You can confirm ovulation by testing PdG, a urinary metabolite of progesterone, with Proov Confirm. Progesterone only rises after ovulation, so that will help you make sure you’ve been trying at the right time after the fact.
For the best possible egg quality, likelihood of ovulation, and implantation, you’ll likely want your hormone health to be optimal! There are a number of factors that go into this, but this includes nutrition, good sleep, your supplement or prenatal routine, and even the health of your vaginal microbiome!
There are a few ways to approach improving hormone health. A good place to start, though, is to figure out what your hormones are actually doing. Proov Complete tests four key hormones and gives you a full report to help you understand your options!
4. His fertility matters, too!
While you might be spending a lot of time thinking about how to optimize your own hormone health, don’t forget about the other half of the equation! Both good sperm count and sperm quality are crucial to ensure at least one sperm makes it to the egg and increase your chances of pregnancy.
In fact, male factor infertility alone can account for up to 30% of infertility cases and a combination of both male and female issues can account for up to 60%. This can be due to environmental factors, genetic causes, or disorders or infections that cause low sperm count.
To understand both your fertility and your partner’s, Proov has partnered with YO Sperm to bring you the His and Hers Fertility Starter Kit! You can predict and confirm ovulation, as well as test the two major factors of sperm health.
5. Your age can impact your fertility.
Finally, while people in the US are, on average, waiting longer to have children, this does come with some complications.
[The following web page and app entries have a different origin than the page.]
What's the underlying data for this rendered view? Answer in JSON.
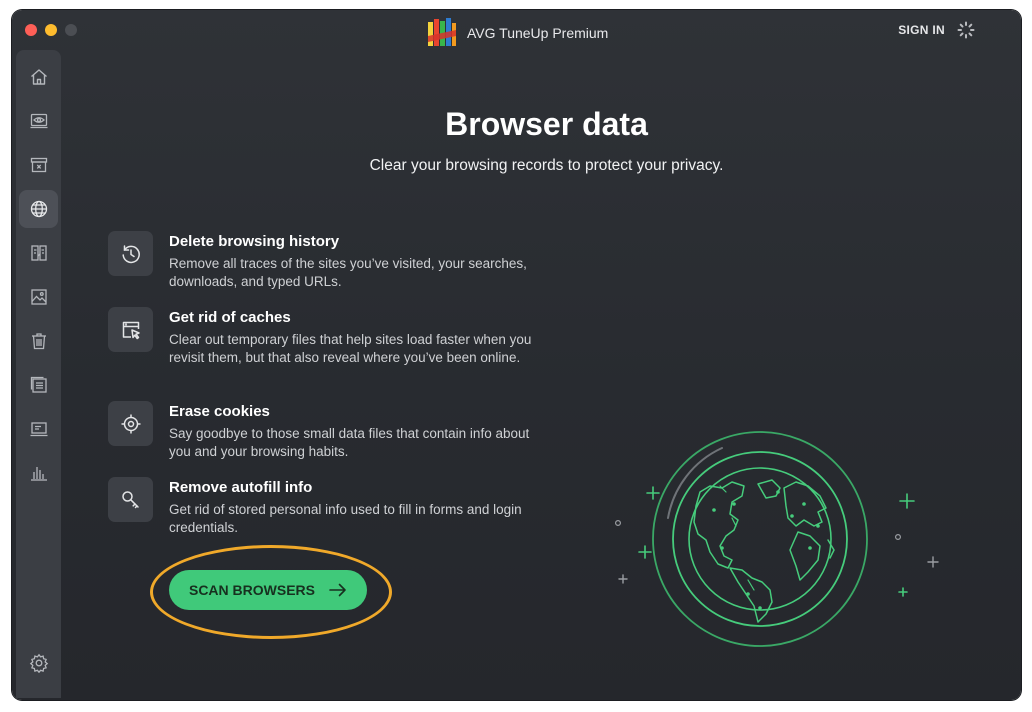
{
  "window": {
    "title": "AVG TuneUp Premium",
    "sign_in": "SIGN IN"
  },
  "sidebar": {
    "items": [
      {
        "name": "home",
        "icon": "home-icon",
        "active": false
      },
      {
        "name": "performance",
        "icon": "eye-drive-icon",
        "active": false
      },
      {
        "name": "cleanup",
        "icon": "archive-box-icon",
        "active": false
      },
      {
        "name": "browser-data",
        "icon": "globe-icon",
        "active": true
      },
      {
        "name": "duplicates",
        "icon": "compare-files-icon",
        "active": false
      },
      {
        "name": "photos",
        "icon": "image-icon",
        "active": false
      },
      {
        "name": "uninstaller",
        "icon": "trash-icon",
        "active": false
      },
      {
        "name": "files",
        "icon": "file-list-icon",
        "active": false
      },
      {
        "name": "apps",
        "icon": "laptop-icon",
        "active": false
      },
      {
        "name": "stats",
        "icon": "bar-chart-icon",
        "active": false
      }
    ],
    "settings_icon": "gear-icon"
  },
  "main": {
    "title": "Browser data",
    "subtitle": "Clear your browsing records to protect your privacy.",
    "features": [
      {
        "icon": "history-clock-icon",
        "title": "Delete browsing history",
        "description": "Remove all traces of the sites you’ve visited, your searches, downloads, and typed URLs."
      },
      {
        "icon": "cache-window-icon",
        "title": "Get rid of caches",
        "description": "Clear out temporary files that help sites load faster when you revisit them, but that also reveal where you’ve been online."
      },
      {
        "icon": "cookie-target-icon",
        "title": "Erase cookies",
        "description": "Say goodbye to those small data files that contain info about you and your browsing habits."
      },
      {
        "icon": "key-icon",
        "title": "Remove autofill info",
        "description": "Get rid of stored personal info used to fill in forms and login credentials."
      }
    ],
    "scan_button": "SCAN BROWSERS"
  },
  "colors": {
    "accent_green": "#40c97a",
    "highlight_orange": "#f0a92a",
    "background": "#2b2e33",
    "sidebar": "#3b3e44"
  }
}
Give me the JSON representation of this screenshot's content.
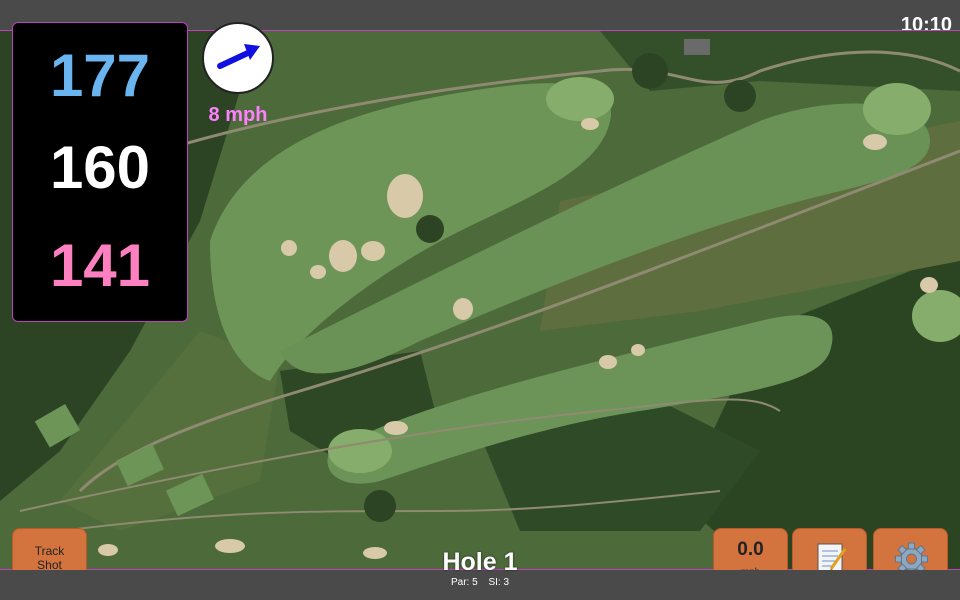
{
  "status_bar": {
    "time": "10:10"
  },
  "yardages": {
    "back": "177",
    "middle": "160",
    "front": "141",
    "back_color": "#6ab4f0",
    "middle_color": "#ffffff",
    "front_color": "#ff80c0"
  },
  "wind": {
    "speed_label": "8 mph",
    "direction_icon": "arrow-northeast",
    "arrow_color": "#1010e0",
    "label_color": "#ff80ff"
  },
  "buttons": {
    "track_shot": {
      "line1": "Track",
      "line2": "Shot"
    },
    "wind_speed": {
      "value": "0.0",
      "unit": "mph"
    },
    "notes_icon": "notepad-icon",
    "settings_icon": "gear-icon",
    "accent_color": "#d3743f"
  },
  "hole": {
    "title": "Hole 1",
    "par_label": "Par: 5",
    "si_label": "SI: 3"
  }
}
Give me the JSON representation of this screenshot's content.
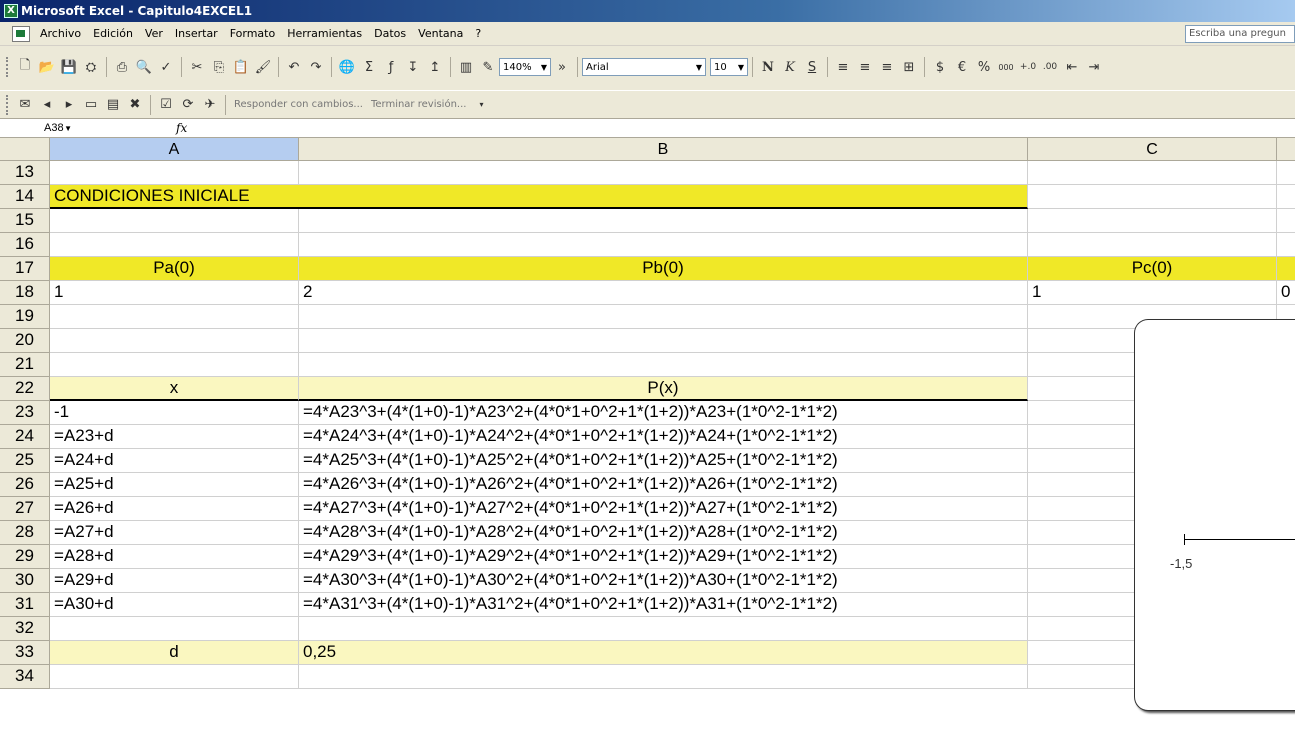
{
  "window": {
    "title": "Microsoft Excel - Capitulo4EXCEL1"
  },
  "menu": {
    "items": [
      "Archivo",
      "Edición",
      "Ver",
      "Insertar",
      "Formato",
      "Herramientas",
      "Datos",
      "Ventana",
      "?"
    ],
    "ask_placeholder": "Escriba una pregun"
  },
  "toolbar": {
    "zoom": "140%",
    "font": "Arial",
    "font_size": "10",
    "bold": "N",
    "italic": "K",
    "underline": "S",
    "review_reply": "Responder con cambios...",
    "review_end": "Terminar revisión..."
  },
  "formula_bar": {
    "name_box": "A38",
    "fx": "fx",
    "content": ""
  },
  "columns": [
    "A",
    "B",
    "C"
  ],
  "rows": [
    {
      "n": "13",
      "a": "",
      "b": "",
      "c": ""
    },
    {
      "n": "14",
      "a": "CONDICIONES INICIALE",
      "b": "",
      "c": ""
    },
    {
      "n": "15",
      "a": "",
      "b": "",
      "c": ""
    },
    {
      "n": "16",
      "a": "",
      "b": "",
      "c": ""
    },
    {
      "n": "17",
      "a": "Pa(0)",
      "b": "Pb(0)",
      "c": "Pc(0)"
    },
    {
      "n": "18",
      "a": "1",
      "b": "2",
      "c": "1",
      "d": "0"
    },
    {
      "n": "19",
      "a": "",
      "b": "",
      "c": ""
    },
    {
      "n": "20",
      "a": "",
      "b": "",
      "c": ""
    },
    {
      "n": "21",
      "a": "",
      "b": "",
      "c": ""
    },
    {
      "n": "22",
      "a": "x",
      "b": "P(x)",
      "c": ""
    },
    {
      "n": "23",
      "a": "-1",
      "b": "=4*A23^3+(4*(1+0)-1)*A23^2+(4*0*1+0^2+1*(1+2))*A23+(1*0^2-1*1*2)",
      "c": ""
    },
    {
      "n": "24",
      "a": "=A23+d",
      "b": "=4*A24^3+(4*(1+0)-1)*A24^2+(4*0*1+0^2+1*(1+2))*A24+(1*0^2-1*1*2)",
      "c": ""
    },
    {
      "n": "25",
      "a": "=A24+d",
      "b": "=4*A25^3+(4*(1+0)-1)*A25^2+(4*0*1+0^2+1*(1+2))*A25+(1*0^2-1*1*2)",
      "c": ""
    },
    {
      "n": "26",
      "a": "=A25+d",
      "b": "=4*A26^3+(4*(1+0)-1)*A26^2+(4*0*1+0^2+1*(1+2))*A26+(1*0^2-1*1*2)",
      "c": ""
    },
    {
      "n": "27",
      "a": "=A26+d",
      "b": "=4*A27^3+(4*(1+0)-1)*A27^2+(4*0*1+0^2+1*(1+2))*A27+(1*0^2-1*1*2)",
      "c": ""
    },
    {
      "n": "28",
      "a": "=A27+d",
      "b": "=4*A28^3+(4*(1+0)-1)*A28^2+(4*0*1+0^2+1*(1+2))*A28+(1*0^2-1*1*2)",
      "c": ""
    },
    {
      "n": "29",
      "a": "=A28+d",
      "b": "=4*A29^3+(4*(1+0)-1)*A29^2+(4*0*1+0^2+1*(1+2))*A29+(1*0^2-1*1*2)",
      "c": ""
    },
    {
      "n": "30",
      "a": "=A29+d",
      "b": "=4*A30^3+(4*(1+0)-1)*A30^2+(4*0*1+0^2+1*(1+2))*A30+(1*0^2-1*1*2)",
      "c": ""
    },
    {
      "n": "31",
      "a": "=A30+d",
      "b": "=4*A31^3+(4*(1+0)-1)*A31^2+(4*0*1+0^2+1*(1+2))*A31+(1*0^2-1*1*2)",
      "c": ""
    },
    {
      "n": "32",
      "a": "",
      "b": "",
      "c": ""
    },
    {
      "n": "33",
      "a": "d",
      "b": "0,25",
      "c": ""
    },
    {
      "n": "34",
      "a": "",
      "b": "",
      "c": ""
    }
  ],
  "chart": {
    "axis_label": "-1,5"
  },
  "colors": {
    "yellow": "#f0e827",
    "light_yellow": "#faf7c0",
    "selected_header": "#b5cdf0",
    "chrome": "#ece9d8"
  }
}
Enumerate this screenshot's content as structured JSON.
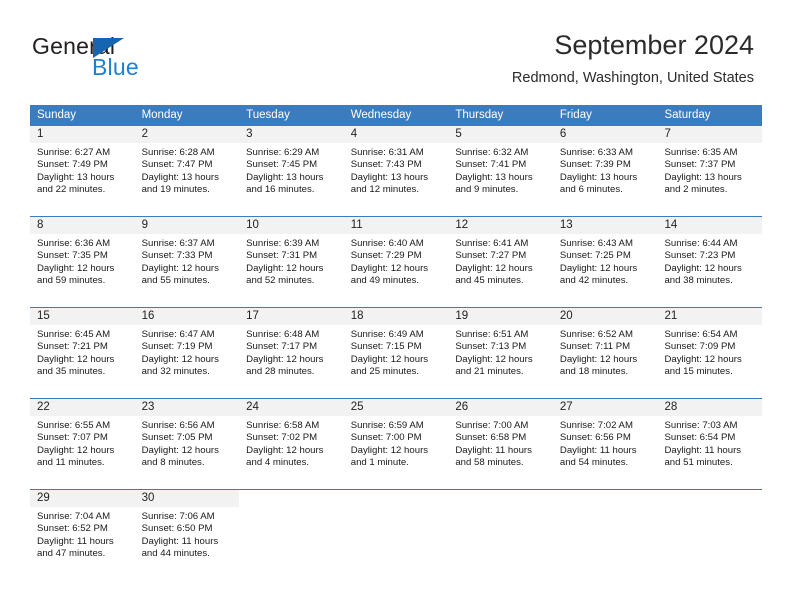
{
  "brand": {
    "name_top": "General",
    "name_bottom": "Blue",
    "accent_color": "#1f7fd0",
    "triangle_color": "#1565b0",
    "triangle_icon": "triangle-icon"
  },
  "header": {
    "title": "September 2024",
    "subtitle": "Redmond, Washington, United States"
  },
  "calendar": {
    "header_bg": "#3a7cbe",
    "day_band_bg": "#f2f2f2",
    "weekdays": [
      "Sunday",
      "Monday",
      "Tuesday",
      "Wednesday",
      "Thursday",
      "Friday",
      "Saturday"
    ],
    "weeks": [
      [
        {
          "day": "1",
          "sunrise": "Sunrise: 6:27 AM",
          "sunset": "Sunset: 7:49 PM",
          "daylight_1": "Daylight: 13 hours",
          "daylight_2": "and 22 minutes."
        },
        {
          "day": "2",
          "sunrise": "Sunrise: 6:28 AM",
          "sunset": "Sunset: 7:47 PM",
          "daylight_1": "Daylight: 13 hours",
          "daylight_2": "and 19 minutes."
        },
        {
          "day": "3",
          "sunrise": "Sunrise: 6:29 AM",
          "sunset": "Sunset: 7:45 PM",
          "daylight_1": "Daylight: 13 hours",
          "daylight_2": "and 16 minutes."
        },
        {
          "day": "4",
          "sunrise": "Sunrise: 6:31 AM",
          "sunset": "Sunset: 7:43 PM",
          "daylight_1": "Daylight: 13 hours",
          "daylight_2": "and 12 minutes."
        },
        {
          "day": "5",
          "sunrise": "Sunrise: 6:32 AM",
          "sunset": "Sunset: 7:41 PM",
          "daylight_1": "Daylight: 13 hours",
          "daylight_2": "and 9 minutes."
        },
        {
          "day": "6",
          "sunrise": "Sunrise: 6:33 AM",
          "sunset": "Sunset: 7:39 PM",
          "daylight_1": "Daylight: 13 hours",
          "daylight_2": "and 6 minutes."
        },
        {
          "day": "7",
          "sunrise": "Sunrise: 6:35 AM",
          "sunset": "Sunset: 7:37 PM",
          "daylight_1": "Daylight: 13 hours",
          "daylight_2": "and 2 minutes."
        }
      ],
      [
        {
          "day": "8",
          "sunrise": "Sunrise: 6:36 AM",
          "sunset": "Sunset: 7:35 PM",
          "daylight_1": "Daylight: 12 hours",
          "daylight_2": "and 59 minutes."
        },
        {
          "day": "9",
          "sunrise": "Sunrise: 6:37 AM",
          "sunset": "Sunset: 7:33 PM",
          "daylight_1": "Daylight: 12 hours",
          "daylight_2": "and 55 minutes."
        },
        {
          "day": "10",
          "sunrise": "Sunrise: 6:39 AM",
          "sunset": "Sunset: 7:31 PM",
          "daylight_1": "Daylight: 12 hours",
          "daylight_2": "and 52 minutes."
        },
        {
          "day": "11",
          "sunrise": "Sunrise: 6:40 AM",
          "sunset": "Sunset: 7:29 PM",
          "daylight_1": "Daylight: 12 hours",
          "daylight_2": "and 49 minutes."
        },
        {
          "day": "12",
          "sunrise": "Sunrise: 6:41 AM",
          "sunset": "Sunset: 7:27 PM",
          "daylight_1": "Daylight: 12 hours",
          "daylight_2": "and 45 minutes."
        },
        {
          "day": "13",
          "sunrise": "Sunrise: 6:43 AM",
          "sunset": "Sunset: 7:25 PM",
          "daylight_1": "Daylight: 12 hours",
          "daylight_2": "and 42 minutes."
        },
        {
          "day": "14",
          "sunrise": "Sunrise: 6:44 AM",
          "sunset": "Sunset: 7:23 PM",
          "daylight_1": "Daylight: 12 hours",
          "daylight_2": "and 38 minutes."
        }
      ],
      [
        {
          "day": "15",
          "sunrise": "Sunrise: 6:45 AM",
          "sunset": "Sunset: 7:21 PM",
          "daylight_1": "Daylight: 12 hours",
          "daylight_2": "and 35 minutes."
        },
        {
          "day": "16",
          "sunrise": "Sunrise: 6:47 AM",
          "sunset": "Sunset: 7:19 PM",
          "daylight_1": "Daylight: 12 hours",
          "daylight_2": "and 32 minutes."
        },
        {
          "day": "17",
          "sunrise": "Sunrise: 6:48 AM",
          "sunset": "Sunset: 7:17 PM",
          "daylight_1": "Daylight: 12 hours",
          "daylight_2": "and 28 minutes."
        },
        {
          "day": "18",
          "sunrise": "Sunrise: 6:49 AM",
          "sunset": "Sunset: 7:15 PM",
          "daylight_1": "Daylight: 12 hours",
          "daylight_2": "and 25 minutes."
        },
        {
          "day": "19",
          "sunrise": "Sunrise: 6:51 AM",
          "sunset": "Sunset: 7:13 PM",
          "daylight_1": "Daylight: 12 hours",
          "daylight_2": "and 21 minutes."
        },
        {
          "day": "20",
          "sunrise": "Sunrise: 6:52 AM",
          "sunset": "Sunset: 7:11 PM",
          "daylight_1": "Daylight: 12 hours",
          "daylight_2": "and 18 minutes."
        },
        {
          "day": "21",
          "sunrise": "Sunrise: 6:54 AM",
          "sunset": "Sunset: 7:09 PM",
          "daylight_1": "Daylight: 12 hours",
          "daylight_2": "and 15 minutes."
        }
      ],
      [
        {
          "day": "22",
          "sunrise": "Sunrise: 6:55 AM",
          "sunset": "Sunset: 7:07 PM",
          "daylight_1": "Daylight: 12 hours",
          "daylight_2": "and 11 minutes."
        },
        {
          "day": "23",
          "sunrise": "Sunrise: 6:56 AM",
          "sunset": "Sunset: 7:05 PM",
          "daylight_1": "Daylight: 12 hours",
          "daylight_2": "and 8 minutes."
        },
        {
          "day": "24",
          "sunrise": "Sunrise: 6:58 AM",
          "sunset": "Sunset: 7:02 PM",
          "daylight_1": "Daylight: 12 hours",
          "daylight_2": "and 4 minutes."
        },
        {
          "day": "25",
          "sunrise": "Sunrise: 6:59 AM",
          "sunset": "Sunset: 7:00 PM",
          "daylight_1": "Daylight: 12 hours",
          "daylight_2": "and 1 minute."
        },
        {
          "day": "26",
          "sunrise": "Sunrise: 7:00 AM",
          "sunset": "Sunset: 6:58 PM",
          "daylight_1": "Daylight: 11 hours",
          "daylight_2": "and 58 minutes."
        },
        {
          "day": "27",
          "sunrise": "Sunrise: 7:02 AM",
          "sunset": "Sunset: 6:56 PM",
          "daylight_1": "Daylight: 11 hours",
          "daylight_2": "and 54 minutes."
        },
        {
          "day": "28",
          "sunrise": "Sunrise: 7:03 AM",
          "sunset": "Sunset: 6:54 PM",
          "daylight_1": "Daylight: 11 hours",
          "daylight_2": "and 51 minutes."
        }
      ],
      [
        {
          "day": "29",
          "sunrise": "Sunrise: 7:04 AM",
          "sunset": "Sunset: 6:52 PM",
          "daylight_1": "Daylight: 11 hours",
          "daylight_2": "and 47 minutes."
        },
        {
          "day": "30",
          "sunrise": "Sunrise: 7:06 AM",
          "sunset": "Sunset: 6:50 PM",
          "daylight_1": "Daylight: 11 hours",
          "daylight_2": "and 44 minutes."
        },
        {
          "day": "",
          "sunrise": "",
          "sunset": "",
          "daylight_1": "",
          "daylight_2": ""
        },
        {
          "day": "",
          "sunrise": "",
          "sunset": "",
          "daylight_1": "",
          "daylight_2": ""
        },
        {
          "day": "",
          "sunrise": "",
          "sunset": "",
          "daylight_1": "",
          "daylight_2": ""
        },
        {
          "day": "",
          "sunrise": "",
          "sunset": "",
          "daylight_1": "",
          "daylight_2": ""
        },
        {
          "day": "",
          "sunrise": "",
          "sunset": "",
          "daylight_1": "",
          "daylight_2": ""
        }
      ]
    ]
  }
}
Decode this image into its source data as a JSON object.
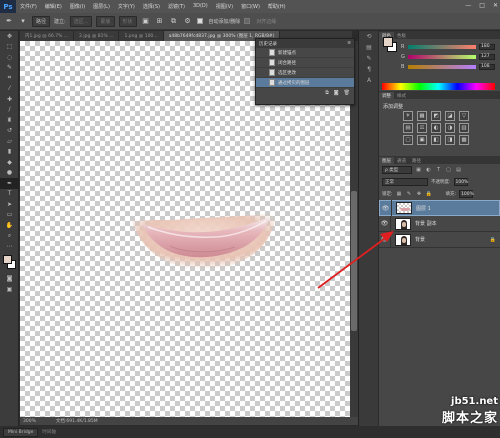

The older you get, especially if you’re older than 35, it can be more difficult to get pregnant, and pregnancy may come with additional risks.
While perimenopause doesn’t typically start until your late 30s or early 40s at least, your ovarian reserve, or the number of possible eggs remaining, decreases significantly as you age. If you’re on the older side, or even if you’re younger but you’re having difficulty conceiving or want to understand your fertility better, it’s worth testing your ovarian reserve.You can do this easily with Proov Reserve, which tests your FSH levels to help you understand how many eggs you may have left or if you’re at risk of diminished ovarian reserve.